Indeed, it was not Morsi who put sharia in Egypt’s constitution. As I recount in Spring Fever: The Illusion of Islamic Democracy, the provision that “Islam is the Religion of the State” has been in the constitution since the founding of the modern Egyptian state in the middle of the 20th century. The constitution’s declaration that “the principal source of legislation is Islamic jurisprudence” — effectively imposing sharia and fiqh, the jurisprudence of sharia — was added in the seventies. It was a key part of President Anwar Sadat’s program to reintegrate Islamic supremacists, who had been brutally repressed after attempting to kill Sadat’s predecessor, Gamal Abdel Nasser. (Islamic supremacists being Islamic supremacists, they showed their gratitude by eventually murdering Sadat).
In 2011, soon after Mubarak fell, Egyptians conducted their first free election — a referendum on some constitutional amendments. If approved as the Brotherhood and the Salafists urged that they be, the amendments would allow free elections to go forward. The amendments preserved the old Sadat/Mubarak constitution’s sharia provisions. Democracy activists opposed the amendments: They wanted to write a new, more secular constitution from scratch. Furthermore, knowing they were a minority — despite the bravado of their rhetoric and the West’s wild inflation of their influence — they also wanted to avoid elections until they were in a stronger position to compete with the Islamic supremacists.
So there it was, all teed up: a test of strength in Egyptian society between Islamic supremacists and democratic reformers. In the referendum, barely covered in the West, the Islamic supremacists won by a whopping 78-to-22 percent. Subsequently, Islamic supremacists routed the democrats in the parliamentary elections by roughly the same margin. Later, Morsi was elected president.
Mind you, I am not suggesting that Morsi had nothing to do with the even more sharia-intensive constitution adopted during his aborted presidency. It would certainly be fair for Taheri to say that, with Morsi’s ardent support, the committee charged with writing a new constitution undertook to magnify its sharia-enforcement provisions. It would also be accurate to contend, as I contended at the time, that Morsi employed drastic, authoritarian measures to freeze out the courts that secular democrats were counting on to derail that committee’s work. It is simply wrong, however, to speak of a “Morsi constitution” as if he forced it on the country. Morsi submitted the sharia-enhanced constitution to a popular vote, and Egyptians overwhelmingly approved it.
The retention of sharia in the constitution cannot, as Taheri claims, be a much of a disappointment to Egypt’s democrats.

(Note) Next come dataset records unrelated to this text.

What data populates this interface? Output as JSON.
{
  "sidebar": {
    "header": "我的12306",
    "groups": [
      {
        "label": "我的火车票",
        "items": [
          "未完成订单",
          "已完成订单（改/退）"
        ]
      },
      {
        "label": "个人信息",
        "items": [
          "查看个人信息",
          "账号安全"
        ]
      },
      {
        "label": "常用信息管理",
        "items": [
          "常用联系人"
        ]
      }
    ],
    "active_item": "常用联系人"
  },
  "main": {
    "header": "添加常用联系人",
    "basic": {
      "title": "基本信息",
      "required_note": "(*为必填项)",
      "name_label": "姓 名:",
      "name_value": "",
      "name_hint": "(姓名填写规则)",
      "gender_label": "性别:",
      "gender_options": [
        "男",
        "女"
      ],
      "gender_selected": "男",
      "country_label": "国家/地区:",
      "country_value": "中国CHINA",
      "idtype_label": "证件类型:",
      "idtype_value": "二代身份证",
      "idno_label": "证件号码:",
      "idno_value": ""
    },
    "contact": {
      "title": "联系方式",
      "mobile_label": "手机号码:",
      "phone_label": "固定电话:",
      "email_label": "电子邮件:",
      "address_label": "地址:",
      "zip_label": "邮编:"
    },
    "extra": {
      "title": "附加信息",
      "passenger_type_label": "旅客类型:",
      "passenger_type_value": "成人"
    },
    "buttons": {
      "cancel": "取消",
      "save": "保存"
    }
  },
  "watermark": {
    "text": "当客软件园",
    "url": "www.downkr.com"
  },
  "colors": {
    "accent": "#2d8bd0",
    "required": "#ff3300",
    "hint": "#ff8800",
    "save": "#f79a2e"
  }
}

They do not like it, of course, but it has been in the constitution for decades and it has very strong public support. Egyptians, though not monolithic, largely see themselves as sharia-adherent Muslims, not Western democrats. If something approximating Western democracy is ever to take root and thrive in Egypt, it will have to happen gradually and under benevolent military rule.
This is not to say the military is uniformly benevolent and pro-democracy. After all, it was Morsi who chose Egypt’s leading general, Abdel Fattah el-Sisi, to command the armed forces, and he did so because of Sisi’s well-deserved reputation for harboring Brotherhood sympathies. But because democrats are so outnumbered, their only hope is a military that stabilizes the country (which would revolt if sharia were stripped from the constitution) and keeps the Islamic supremacists in check. We must not let our hopes cloud our judgment. Democratization in Egypt is a very uphill proposition.